Conservation services include but are not limited to:

Paintings and object assessment and consultation
Conservation treatment recommendations and project estimates
Single pieces or full collections
On-site, in situ and in studio
Condition reports and photo documentation
Conservation and restoration of paintings
Conservation and restoration of objects such as:
frames, furniture, gilded objects & wood carvings

All services adhere to the AIC Code of Ethics

Here are examples of some steps in the process of conservation and restoration which are provided to give you an idea of what kind of intervention may be involved, depending of the specific needs of the painting/object:

Repair to Torn Canvas (oil on canvas by Allela C. Cornell 1914-1946)

A severe tear in the middle of the canvas.

Left: Stabilization of damage. Right: Filling of torn area.

Inpainting, used to re-establish color and detail to losses in the paint layer.


Cleaning involves removing aged and discolored varnish; dirt, grime or accretions. It could be done on both sides - front and back of the piece.

Cleaning is viewed by many as a simple and routine procedure, but it is one of the most potentially damaging processes if undertaken by an amateur. It is recommended to consult with a conservator first.

Cleaning of smoke damage. "The Silent Pool" by Sidney Lawrence, 1927, oil on canvas

Broken and Missing Elements

When restoring a sculpture or any object in general, the process involves the steps mentioned above and could include repair and/or reassembling missing and broken pieces in order to restore the original.

The following shows part of the restoration of the plaster statue "Winged Victory" c. 1949 from the collection of the Idaho Historical Society.
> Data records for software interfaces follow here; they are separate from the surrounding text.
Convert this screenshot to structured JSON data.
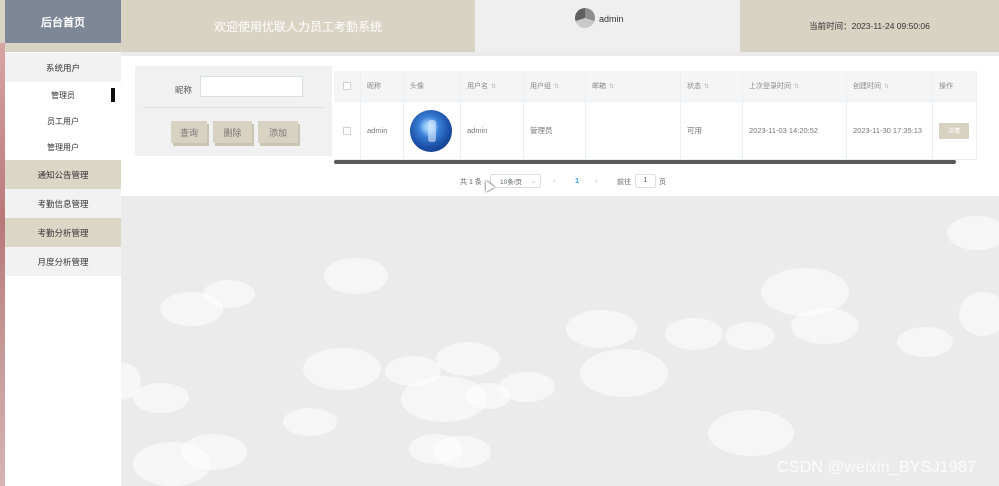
{
  "header": {
    "brand": "后台首页",
    "welcome": "欢迎使用优联人力员工考勤系统",
    "username": "admin",
    "time_label": "当前时间：2023-11-24 09:50:06"
  },
  "sidebar": {
    "group": "系统用户",
    "sub_items": [
      {
        "label": "管理员",
        "active": true
      },
      {
        "label": "员工用户",
        "active": false
      },
      {
        "label": "管理用户",
        "active": false
      }
    ],
    "items": [
      {
        "label": "通知公告管理"
      },
      {
        "label": "考勤信息管理"
      },
      {
        "label": "考勤分析管理"
      },
      {
        "label": "月度分析管理"
      }
    ]
  },
  "search": {
    "label": "昵称",
    "value": "",
    "buttons": {
      "query": "查询",
      "delete": "删除",
      "add": "添加"
    }
  },
  "table": {
    "columns": [
      "昵称",
      "头像",
      "用户名",
      "用户组",
      "邮箱",
      "状态",
      "上次登录时间",
      "创建时间",
      "操作"
    ],
    "rows": [
      {
        "nickname": "admin",
        "username": "admin",
        "group": "管理员",
        "email": "",
        "status": "可用",
        "last_login": "2023-11-03 14:20:52",
        "created": "2023-11-30 17:35:13",
        "action": "详情"
      }
    ]
  },
  "pagination": {
    "total": "共 1 条",
    "page_size": "10条/页",
    "current_page": "1",
    "goto_label": "前往",
    "goto_value": "1",
    "goto_unit": "页"
  },
  "watermark": "CSDN @weixin_BYSJ1987",
  "colors": {
    "accent": "#d8d2c3",
    "brand_bg": "#7e8796",
    "active_page": "#409eff"
  }
}
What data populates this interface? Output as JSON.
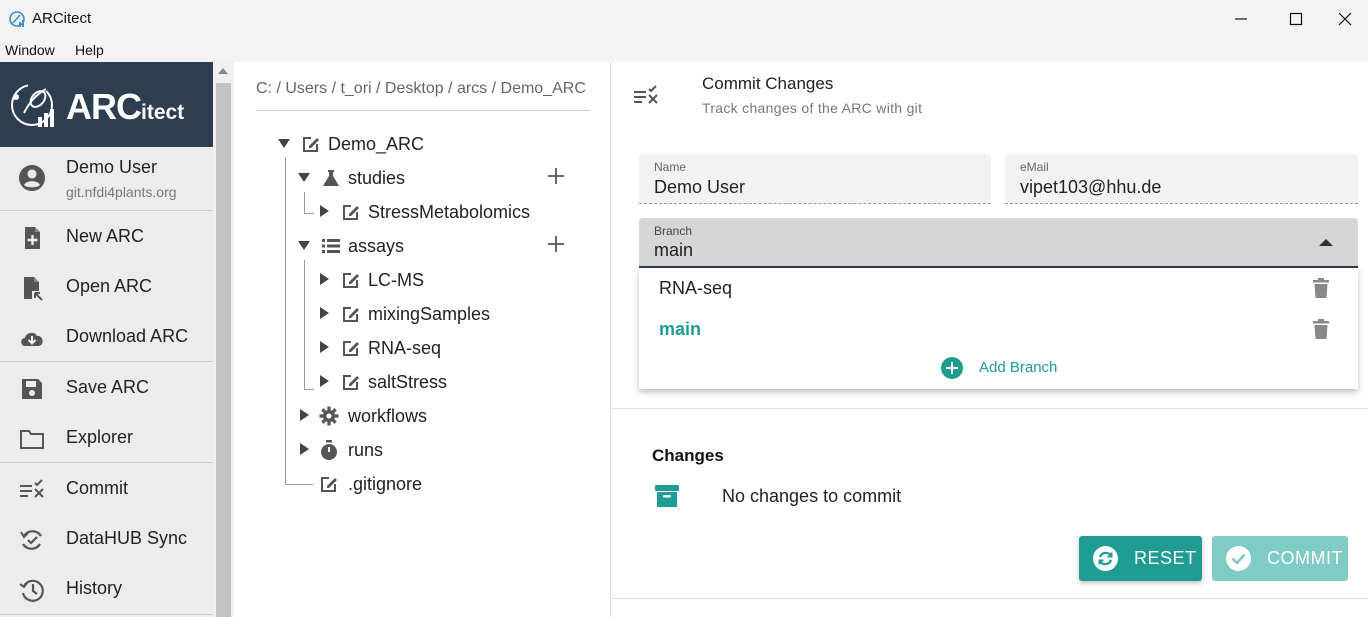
{
  "window": {
    "title": "ARCitect",
    "menu": [
      "Window",
      "Help"
    ]
  },
  "sidebar": {
    "logo": {
      "main": "ARC",
      "suffix": "itect"
    },
    "user": {
      "name": "Demo User",
      "host": "git.nfdi4plants.org"
    },
    "items": [
      {
        "label": "New ARC",
        "icon": "new-file-icon"
      },
      {
        "label": "Open ARC",
        "icon": "open-file-icon"
      },
      {
        "label": "Download ARC",
        "icon": "cloud-download-icon"
      },
      {
        "label": "Save ARC",
        "icon": "save-icon"
      },
      {
        "label": "Explorer",
        "icon": "folder-icon"
      },
      {
        "label": "Commit",
        "icon": "commit-icon"
      },
      {
        "label": "DataHUB Sync",
        "icon": "sync-icon"
      },
      {
        "label": "History",
        "icon": "history-icon"
      }
    ]
  },
  "tree": {
    "breadcrumb": "C: / Users / t_ori / Desktop / arcs / Demo_ARC",
    "root": "Demo_ARC",
    "studies": "studies",
    "study_items": [
      "StressMetabolomics"
    ],
    "assays": "assays",
    "assay_items": [
      "LC-MS",
      "mixingSamples",
      "RNA-seq",
      "saltStress"
    ],
    "workflows": "workflows",
    "runs": "runs",
    "gitignore": ".gitignore"
  },
  "commit": {
    "title": "Commit Changes",
    "subtitle": "Track changes of the ARC with git",
    "name_label": "Name",
    "name_value": "Demo User",
    "email_label": "eMail",
    "email_value": "vipet103@hhu.de",
    "branch_label": "Branch",
    "branch_value": "main",
    "branches": [
      "RNA-seq",
      "main"
    ],
    "add_branch": "Add Branch",
    "changes_title": "Changes",
    "no_changes": "No changes to commit",
    "reset_label": "RESET",
    "commit_label": "COMMIT"
  },
  "colors": {
    "accent": "#1f9c93",
    "accent_disabled": "#7fcbc6",
    "sidebar_header": "#2d3e50"
  }
}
It is a plaster replica of the original marble statue of Nike of Samothrace. The original statue was found on the island of Samothrace, Greece, in 1863 by a French vice-consul. The replica is a hollow form plaster cast supported by an armature structure.
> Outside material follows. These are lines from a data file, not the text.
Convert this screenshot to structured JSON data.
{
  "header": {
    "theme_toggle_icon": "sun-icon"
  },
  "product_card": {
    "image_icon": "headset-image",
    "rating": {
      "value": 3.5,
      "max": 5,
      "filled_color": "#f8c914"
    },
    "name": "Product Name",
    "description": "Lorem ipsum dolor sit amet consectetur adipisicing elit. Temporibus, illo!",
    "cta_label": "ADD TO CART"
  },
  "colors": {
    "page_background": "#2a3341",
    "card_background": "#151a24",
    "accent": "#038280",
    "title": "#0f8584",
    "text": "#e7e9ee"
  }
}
This statue is part of a larger gift given to Idaho by the city of Paris as a 'thank you' to the United States for its aid in liberating France from Nazi Germany in World War II.

Wings before assembling to the body.

Winged Victory assembled before the start of the restoration of the missing details and damaged areas.

Cleaning of the surface.

This is an example of a missing element of the plaster sculpture.

The missing portion of the edge of the clothing has been modeled.

Inpainting of the filled area.


After completion of the restoration.
On display at the Idaho State Capitol Building.

Restoration of George Washington Equestrian Statue, 1869 yellow pine with gilding

George Washington by Charles L. Ostner (1830-1913) Laonging, Austria

This statue was created by Ostner for the Idaho Territory and dedicated to its pioneers. He carved at night by torchlight for four years and used a postage stamp of George Washington as a model for the head.

The statue stood outside the Territorial Capitol in Boise until the building was removed for the Idaho State Capitol. It was restored and encased in a glass enclosure in 1996.

Crack and abrasion.

Filling of cracked area.

Gilding over filled area.

Finalizing the color blend of the newly gilded areas.

The statue after completion of the restoration.